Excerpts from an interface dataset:
***

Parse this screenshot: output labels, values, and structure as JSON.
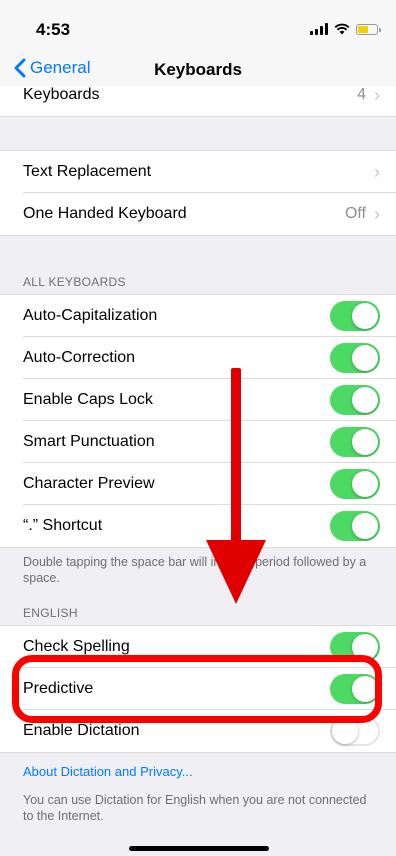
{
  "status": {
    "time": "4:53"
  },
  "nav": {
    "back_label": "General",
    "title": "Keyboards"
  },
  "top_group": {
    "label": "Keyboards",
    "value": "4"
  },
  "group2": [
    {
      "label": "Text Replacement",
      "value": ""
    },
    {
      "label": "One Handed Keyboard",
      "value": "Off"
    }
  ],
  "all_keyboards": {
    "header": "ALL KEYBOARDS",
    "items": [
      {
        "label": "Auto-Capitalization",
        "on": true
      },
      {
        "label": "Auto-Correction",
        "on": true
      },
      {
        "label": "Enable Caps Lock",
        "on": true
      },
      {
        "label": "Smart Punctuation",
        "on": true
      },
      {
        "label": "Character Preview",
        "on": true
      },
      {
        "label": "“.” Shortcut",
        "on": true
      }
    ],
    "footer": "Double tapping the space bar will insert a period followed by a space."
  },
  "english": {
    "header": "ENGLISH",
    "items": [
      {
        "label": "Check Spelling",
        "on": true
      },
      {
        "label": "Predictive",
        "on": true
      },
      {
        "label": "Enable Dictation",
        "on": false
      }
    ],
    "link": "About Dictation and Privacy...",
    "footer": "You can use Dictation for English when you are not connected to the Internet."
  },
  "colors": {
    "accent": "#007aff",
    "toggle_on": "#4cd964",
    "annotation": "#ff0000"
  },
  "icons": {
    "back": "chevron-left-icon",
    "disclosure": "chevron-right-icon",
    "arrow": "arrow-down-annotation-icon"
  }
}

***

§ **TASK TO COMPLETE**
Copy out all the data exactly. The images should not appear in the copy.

§ **ANSWER**
Parse this screenshot: output labels, values, and structure as JSON.
{
  "status": {
    "time": "4:53"
  },
  "nav": {
    "back_label": "General",
    "title": "Keyboards"
  },
  "top_group": {
    "label": "Keyboards",
    "value": "4"
  },
  "group2": [
    {
      "label": "Text Replacement",
      "value": ""
    },
    {
      "label": "One Handed Keyboard",
      "value": "Off"
    }
  ],
  "all_keyboards": {
    "header": "ALL KEYBOARDS",
    "items": [
      {
        "label": "Auto-Capitalization",
        "on": true
      },
      {
        "label": "Auto-Correction",
        "on": true
      },
      {
        "label": "Enable Caps Lock",
        "on": true
      },
      {
        "label": "Smart Punctuation",
        "on": true
      },
      {
        "label": "Character Preview",
        "on": true
      },
      {
        "label": "“.” Shortcut",
        "on": true
      }
    ],
    "footer": "Double tapping the space bar will insert a period followed by a space."
  },
  "english": {
    "header": "ENGLISH",
    "items": [
      {
        "label": "Check Spelling",
        "on": true
      },
      {
        "label": "Predictive",
        "on": true
      },
      {
        "label": "Enable Dictation",
        "on": false
      }
    ],
    "link": "About Dictation and Privacy...",
    "footer": "You can use Dictation for English when you are not connected to the Internet."
  },
  "colors": {
    "accent": "#007aff",
    "toggle_on": "#4cd964",
    "annotation": "#ff0000"
  },
  "icons": {
    "back": "chevron-left-icon",
    "disclosure": "chevron-right-icon",
    "arrow": "arrow-down-annotation-icon"
  }
}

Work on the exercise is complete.